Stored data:
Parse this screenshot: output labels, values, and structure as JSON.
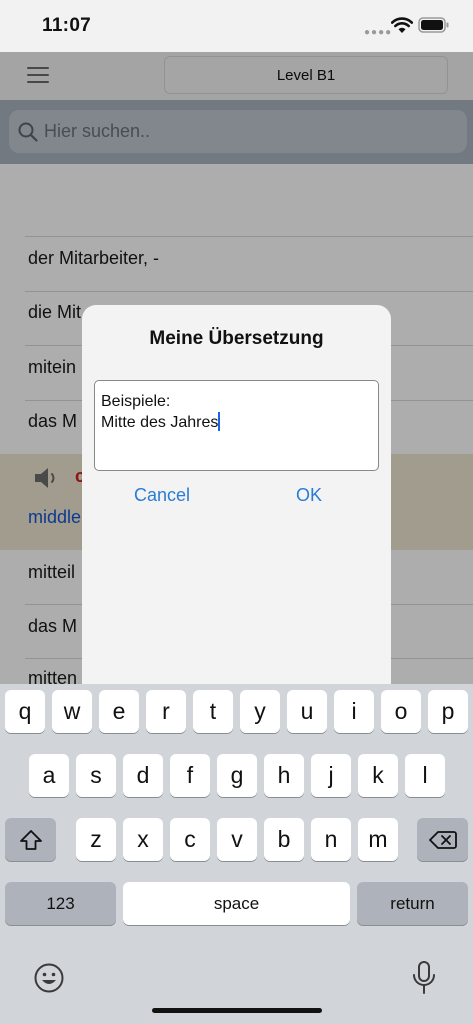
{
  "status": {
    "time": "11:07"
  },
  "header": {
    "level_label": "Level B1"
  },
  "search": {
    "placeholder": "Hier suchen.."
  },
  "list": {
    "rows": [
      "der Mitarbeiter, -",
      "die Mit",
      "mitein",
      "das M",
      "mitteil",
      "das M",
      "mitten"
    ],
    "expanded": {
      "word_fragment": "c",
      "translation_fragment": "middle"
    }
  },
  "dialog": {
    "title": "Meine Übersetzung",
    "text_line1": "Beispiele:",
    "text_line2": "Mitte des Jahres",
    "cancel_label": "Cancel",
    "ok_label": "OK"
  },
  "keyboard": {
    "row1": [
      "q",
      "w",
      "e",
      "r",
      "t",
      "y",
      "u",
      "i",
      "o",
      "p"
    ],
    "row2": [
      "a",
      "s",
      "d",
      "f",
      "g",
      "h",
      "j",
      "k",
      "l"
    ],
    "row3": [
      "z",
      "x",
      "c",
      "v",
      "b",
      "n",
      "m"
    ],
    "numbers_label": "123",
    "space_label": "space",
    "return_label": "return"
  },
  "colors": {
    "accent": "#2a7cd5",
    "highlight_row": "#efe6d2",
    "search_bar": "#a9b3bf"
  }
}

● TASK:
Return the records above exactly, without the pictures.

● TASK RESPONSE:
Parse this screenshot: output labels, values, and structure as JSON.
{
  "status": {
    "time": "11:07"
  },
  "header": {
    "level_label": "Level B1"
  },
  "search": {
    "placeholder": "Hier suchen.."
  },
  "list": {
    "rows": [
      "der Mitarbeiter, -",
      "die Mit",
      "mitein",
      "das M",
      "mitteil",
      "das M",
      "mitten"
    ],
    "expanded": {
      "word_fragment": "c",
      "translation_fragment": "middle"
    }
  },
  "dialog": {
    "title": "Meine Übersetzung",
    "text_line1": "Beispiele:",
    "text_line2": "Mitte des Jahres",
    "cancel_label": "Cancel",
    "ok_label": "OK"
  },
  "keyboard": {
    "row1": [
      "q",
      "w",
      "e",
      "r",
      "t",
      "y",
      "u",
      "i",
      "o",
      "p"
    ],
    "row2": [
      "a",
      "s",
      "d",
      "f",
      "g",
      "h",
      "j",
      "k",
      "l"
    ],
    "row3": [
      "z",
      "x",
      "c",
      "v",
      "b",
      "n",
      "m"
    ],
    "numbers_label": "123",
    "space_label": "space",
    "return_label": "return"
  },
  "colors": {
    "accent": "#2a7cd5",
    "highlight_row": "#efe6d2",
    "search_bar": "#a9b3bf"
  }
}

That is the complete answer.